    Article  PubMed  Google Scholar 

  8. Gindi RM, Black LI, Cohen RA. Reasons for emergency room use among U.S. adults aged 18–64: National Health Interview Survey, 2013 and 2014, National health statistics reports; no 90. Hyattsville: National Center for Health Statistics; 2016.

    Google Scholar 

Download references

Availability of data and materials

Data is available from the corresponding author Rahul Sharma, MD, MBA, at

Author information

Authors and Affiliations



Each author has equally contributed to writing this manuscript. All authors read and approved the final manuscript.

Corresponding author

Correspondence to Rahul Sharma.

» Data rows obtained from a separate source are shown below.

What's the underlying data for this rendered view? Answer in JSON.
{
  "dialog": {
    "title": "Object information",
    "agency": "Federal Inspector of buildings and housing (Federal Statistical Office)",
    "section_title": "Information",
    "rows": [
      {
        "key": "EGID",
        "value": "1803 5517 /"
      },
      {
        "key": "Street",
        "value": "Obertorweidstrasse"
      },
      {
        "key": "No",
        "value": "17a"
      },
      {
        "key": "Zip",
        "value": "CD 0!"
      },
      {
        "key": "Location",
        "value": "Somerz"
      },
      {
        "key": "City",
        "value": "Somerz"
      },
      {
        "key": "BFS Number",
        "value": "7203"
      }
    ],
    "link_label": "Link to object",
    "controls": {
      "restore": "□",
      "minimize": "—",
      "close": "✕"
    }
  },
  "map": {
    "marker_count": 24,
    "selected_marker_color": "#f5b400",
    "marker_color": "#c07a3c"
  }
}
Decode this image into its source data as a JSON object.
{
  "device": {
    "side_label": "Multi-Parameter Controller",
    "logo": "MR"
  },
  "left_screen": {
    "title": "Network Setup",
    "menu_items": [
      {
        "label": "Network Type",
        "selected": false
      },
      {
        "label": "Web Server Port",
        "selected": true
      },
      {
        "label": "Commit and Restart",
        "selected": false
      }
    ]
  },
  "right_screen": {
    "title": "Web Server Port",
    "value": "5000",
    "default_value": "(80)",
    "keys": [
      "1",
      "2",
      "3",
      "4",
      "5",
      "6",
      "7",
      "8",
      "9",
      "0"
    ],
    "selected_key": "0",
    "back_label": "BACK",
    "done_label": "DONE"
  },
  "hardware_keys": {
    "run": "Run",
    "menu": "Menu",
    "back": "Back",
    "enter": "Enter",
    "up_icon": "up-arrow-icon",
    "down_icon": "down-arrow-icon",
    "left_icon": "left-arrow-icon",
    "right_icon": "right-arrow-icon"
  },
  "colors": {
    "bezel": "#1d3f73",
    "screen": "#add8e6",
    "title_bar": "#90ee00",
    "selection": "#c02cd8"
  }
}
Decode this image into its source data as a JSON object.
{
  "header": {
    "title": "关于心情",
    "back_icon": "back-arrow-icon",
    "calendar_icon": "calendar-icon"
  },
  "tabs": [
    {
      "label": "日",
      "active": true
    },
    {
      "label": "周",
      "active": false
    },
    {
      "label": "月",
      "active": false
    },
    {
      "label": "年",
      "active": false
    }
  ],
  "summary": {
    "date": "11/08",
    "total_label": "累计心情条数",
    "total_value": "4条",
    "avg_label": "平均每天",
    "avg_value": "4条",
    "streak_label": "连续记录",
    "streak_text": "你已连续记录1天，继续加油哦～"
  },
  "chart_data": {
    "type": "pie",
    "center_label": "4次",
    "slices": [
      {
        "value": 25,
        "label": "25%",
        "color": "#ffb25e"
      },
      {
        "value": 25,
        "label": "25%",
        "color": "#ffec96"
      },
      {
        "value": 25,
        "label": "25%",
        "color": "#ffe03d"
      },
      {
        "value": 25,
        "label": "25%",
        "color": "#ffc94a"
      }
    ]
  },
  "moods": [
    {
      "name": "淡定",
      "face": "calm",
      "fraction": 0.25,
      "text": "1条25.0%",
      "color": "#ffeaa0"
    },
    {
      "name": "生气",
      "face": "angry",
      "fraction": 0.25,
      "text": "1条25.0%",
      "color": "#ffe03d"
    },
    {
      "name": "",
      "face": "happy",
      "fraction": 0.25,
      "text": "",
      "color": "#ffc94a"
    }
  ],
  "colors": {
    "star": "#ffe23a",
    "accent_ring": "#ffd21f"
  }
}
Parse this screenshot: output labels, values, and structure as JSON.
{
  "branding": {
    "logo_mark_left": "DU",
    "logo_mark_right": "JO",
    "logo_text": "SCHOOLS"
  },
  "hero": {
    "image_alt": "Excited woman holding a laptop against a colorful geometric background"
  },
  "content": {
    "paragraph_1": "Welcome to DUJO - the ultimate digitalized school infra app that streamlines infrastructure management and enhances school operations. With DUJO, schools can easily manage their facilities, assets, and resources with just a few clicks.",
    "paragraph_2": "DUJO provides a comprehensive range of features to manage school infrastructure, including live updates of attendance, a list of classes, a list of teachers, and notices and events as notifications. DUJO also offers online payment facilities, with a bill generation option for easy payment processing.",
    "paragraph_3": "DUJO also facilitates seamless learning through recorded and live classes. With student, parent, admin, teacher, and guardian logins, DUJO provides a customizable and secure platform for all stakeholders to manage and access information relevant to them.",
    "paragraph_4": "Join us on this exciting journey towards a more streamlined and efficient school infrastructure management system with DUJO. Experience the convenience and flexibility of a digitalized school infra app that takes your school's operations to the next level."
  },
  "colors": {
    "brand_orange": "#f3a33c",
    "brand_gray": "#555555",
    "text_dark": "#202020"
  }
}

Ethics declarations

Authors’ information

Rahul Sharma, MD, MBA, CPE, FACEP, is the Emergency Physician-in-Chief and the Medical Director of Strategic Initiatives and Making Care Better Program at NewYork-Presbyterian-Weill Cornell Medical Center. He is also an Associate Professor of Clinical Medicine and Clinical Healthcare Policy and Research at Weill Cornell Medicine.

Peter Fleischut, MD, is the Senior Vice President and Chief Transformational Officer for NewYork-Presbyterian Hospital. He is also an Associate Professor of Anesthesiology at Weill Cornell Medicine.

Daniel Barchi, MEM, is Senior Vice President and Chief Information Officer for NewYork-Presbyterian Hospital.

Competing interests

The authors declare that they have no competing interests.

Publisher’s Note

Springer Nature remains neutral with regard to jurisdictional claims in published maps and institutional affiliations.

Rights and permissions

Open Access This article is distributed under the terms of the Creative Commons Attribution 4.0 International License (, which permits unrestricted use, distribution, and reproduction in any medium, provided you give appropriate credit to the original author(s) and the source, provide a link to the Creative Commons license, and indicate if changes were made.

Reprints and permissions

About this article

Check for updates. Verify currency and authenticity via CrossMark

Cite this article

Sharma, R., Fleischut, P. & Barchi, D. Telemedicine and its transformation of emergency care: a case study of one of the largest US integrated healthcare delivery systems. Int J Emerg Med 10, 21 (2017).

Download citation

  • Received:

  • Accepted:

  • Published:

  • DOI: